View over Sentosa Island from from Imbiah Lookout from our original trip

The same view but now with a Universal Studios and Hard Rock Hotel resort

Although, Singapore gets a lot of criticism for its lack of cultural heritage, when it does modern developments, it does them well. However, I still think that the place that offers the best views in Singapore is an eyesore where ever you are in the city! The place in question is the Marina Bay Sands Hotel, which dominates the skyline in the shape of an enormous ship balanced on top of three towers! Yes - it is as bizarre looking as it sounds!

View from the Marina Bay Sands Hotel Skydeck from 57 storeys

Straying out of my food comfort zone, I've been sampling some of the local delicacies including a dish worth mentioning called Pork Chabu. Although, I can't claim to the biggest eater of spicy foods, the dried chillies in this dish actually brought me to tears and set my mouth on fire! Luckily I had a Tiger beer on hand to wash away the pain, however, the rest of the meal was delicious. In contrast, I had a much more enjoyable (but pricey) experience at the Raffles Hotel sampling the most famous cocktail in Singapore. The Singapore Sling was invented by the bartender Ngiam Tong Boon sometime around 1915, who worked at the legendary Raffles Hotel Long Bar. Although there are lots of variations to the recipe, the cocktail is a concoction of dry gin, Dom Benedictine, Cointreu and cherry brandy, shaken up with lime and pineapple juices with a dash of Angostura Bitters and Grenadine.
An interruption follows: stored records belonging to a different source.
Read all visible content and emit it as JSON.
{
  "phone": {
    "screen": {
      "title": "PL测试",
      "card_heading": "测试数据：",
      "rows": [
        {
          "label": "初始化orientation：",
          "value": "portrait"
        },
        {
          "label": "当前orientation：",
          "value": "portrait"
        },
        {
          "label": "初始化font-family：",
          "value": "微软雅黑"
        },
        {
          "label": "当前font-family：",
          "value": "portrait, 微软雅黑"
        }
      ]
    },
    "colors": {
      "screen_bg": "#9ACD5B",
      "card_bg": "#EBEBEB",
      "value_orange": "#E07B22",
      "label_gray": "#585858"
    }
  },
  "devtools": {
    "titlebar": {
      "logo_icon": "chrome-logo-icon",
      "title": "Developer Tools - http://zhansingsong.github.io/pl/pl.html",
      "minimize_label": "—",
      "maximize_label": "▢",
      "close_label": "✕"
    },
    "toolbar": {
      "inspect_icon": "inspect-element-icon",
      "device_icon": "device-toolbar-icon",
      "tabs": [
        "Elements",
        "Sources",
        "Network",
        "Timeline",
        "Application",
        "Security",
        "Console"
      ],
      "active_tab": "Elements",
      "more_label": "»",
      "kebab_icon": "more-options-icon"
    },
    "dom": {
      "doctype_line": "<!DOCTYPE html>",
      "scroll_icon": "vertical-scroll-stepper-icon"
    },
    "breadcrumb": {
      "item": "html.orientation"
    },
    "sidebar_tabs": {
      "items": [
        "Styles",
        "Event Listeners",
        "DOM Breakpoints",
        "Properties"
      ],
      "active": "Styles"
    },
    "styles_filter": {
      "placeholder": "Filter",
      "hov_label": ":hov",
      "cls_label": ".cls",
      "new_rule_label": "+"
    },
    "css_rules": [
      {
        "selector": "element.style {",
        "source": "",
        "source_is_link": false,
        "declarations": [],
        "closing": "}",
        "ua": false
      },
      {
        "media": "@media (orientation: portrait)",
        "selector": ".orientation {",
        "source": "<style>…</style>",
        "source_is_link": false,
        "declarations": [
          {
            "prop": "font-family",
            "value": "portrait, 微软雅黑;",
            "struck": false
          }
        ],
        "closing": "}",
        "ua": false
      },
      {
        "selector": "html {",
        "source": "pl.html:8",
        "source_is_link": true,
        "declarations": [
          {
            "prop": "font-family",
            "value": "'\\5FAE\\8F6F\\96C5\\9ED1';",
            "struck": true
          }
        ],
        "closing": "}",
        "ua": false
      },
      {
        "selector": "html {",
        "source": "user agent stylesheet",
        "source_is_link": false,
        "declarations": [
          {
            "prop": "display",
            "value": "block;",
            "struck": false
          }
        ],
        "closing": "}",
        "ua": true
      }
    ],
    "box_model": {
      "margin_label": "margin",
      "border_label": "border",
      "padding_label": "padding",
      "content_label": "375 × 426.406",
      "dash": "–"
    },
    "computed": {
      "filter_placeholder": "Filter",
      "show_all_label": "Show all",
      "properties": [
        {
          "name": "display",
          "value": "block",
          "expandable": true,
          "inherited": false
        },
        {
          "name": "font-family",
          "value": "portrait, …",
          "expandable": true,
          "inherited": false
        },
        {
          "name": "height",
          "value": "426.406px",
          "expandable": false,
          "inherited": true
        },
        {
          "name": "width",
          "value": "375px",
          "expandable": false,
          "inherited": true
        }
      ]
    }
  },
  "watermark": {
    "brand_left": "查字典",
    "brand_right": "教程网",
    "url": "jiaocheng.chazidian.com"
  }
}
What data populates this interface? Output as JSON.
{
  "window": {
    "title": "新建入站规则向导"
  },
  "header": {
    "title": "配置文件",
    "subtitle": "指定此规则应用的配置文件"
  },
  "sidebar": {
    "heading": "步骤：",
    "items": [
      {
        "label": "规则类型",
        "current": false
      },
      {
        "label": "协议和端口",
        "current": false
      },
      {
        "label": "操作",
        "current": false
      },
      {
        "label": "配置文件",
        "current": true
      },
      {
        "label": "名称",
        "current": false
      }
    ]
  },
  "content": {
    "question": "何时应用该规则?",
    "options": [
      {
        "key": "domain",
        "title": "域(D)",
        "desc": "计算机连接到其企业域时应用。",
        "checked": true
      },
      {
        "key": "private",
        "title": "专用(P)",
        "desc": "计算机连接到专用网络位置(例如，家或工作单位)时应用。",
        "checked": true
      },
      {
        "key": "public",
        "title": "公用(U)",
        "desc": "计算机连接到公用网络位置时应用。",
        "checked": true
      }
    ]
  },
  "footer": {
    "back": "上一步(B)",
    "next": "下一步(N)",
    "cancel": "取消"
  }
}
Although each drink cost $26 Singapore dollars (not including the government taxes and a service charge) it was well worth it as we couldn't even afford one Singapore Sling first time round...

Friday, 20 January 2012

6800 miles from home

It's been a pretty crazy 30 hours since we embarked on our trip back in Hemel Hempstead (with a few ups and downs along the way) but we've finally made it to the first leg of our trip Down Under - Singapore. The first interesting (or panic-inducing) moment was when we found ourselves locked in the hotel car park at 5am on the morning of our flight. We had to make a special call to security to open the shutters and let us out! 

After a more straightforward run to Heathrow airport and an emotional farewell, we were in the air by 11.15 am for a 12 hour flight in economy class. Sadly no upgrade, unlike my brother Tim who was bumped up to First Class on his first long haul flight to Canada! At least it wasn't doom and gloom as we were well looked after by Singapore Airlines with refreshing hot towels and both me and Lizzie taking full advantage of the complimentary food and drink. It's hard to imagine that we flew out of London on exactly the same day 5 years ago...

On arrival to Changi airport, we picked up our luggage and decided to take the cheaper option and use the MRT to get us to our hostel in Chinatown. This might have been a slightly foolish mistake as the temperature was at least 25 degrees celcius when we arrived at 8 am in the morning (soaring later to 32 degrees). The humidity was also 89% - oh that familiar sticky feeling, how I haven't missed you!

Once we managed to drop our bags off at the hostel, we had to endure a further 5 hours of sleepiness as we couldn't use our beds until 2pm. As we were still in the clothes we wore on the plane (not board shorts and flip-flops but heavy jeans and trainers) this made for a rather uncomfortable day!

We managed to fill our time by exploring Chinatown and heading down to quaysides and Merlion Park to see the country's mascot, a half lion/ half fish sea creature. Walking back to the hostel we were caught in a massive thunderstorm and got thoroughly soaked to round off the afternoon!

Although the dorm room in our hostel smells a bit of sweat, at least we're right on the doorstep of Chinatown for the lunar calendar new year's celebrations...More of those to come over the weekend!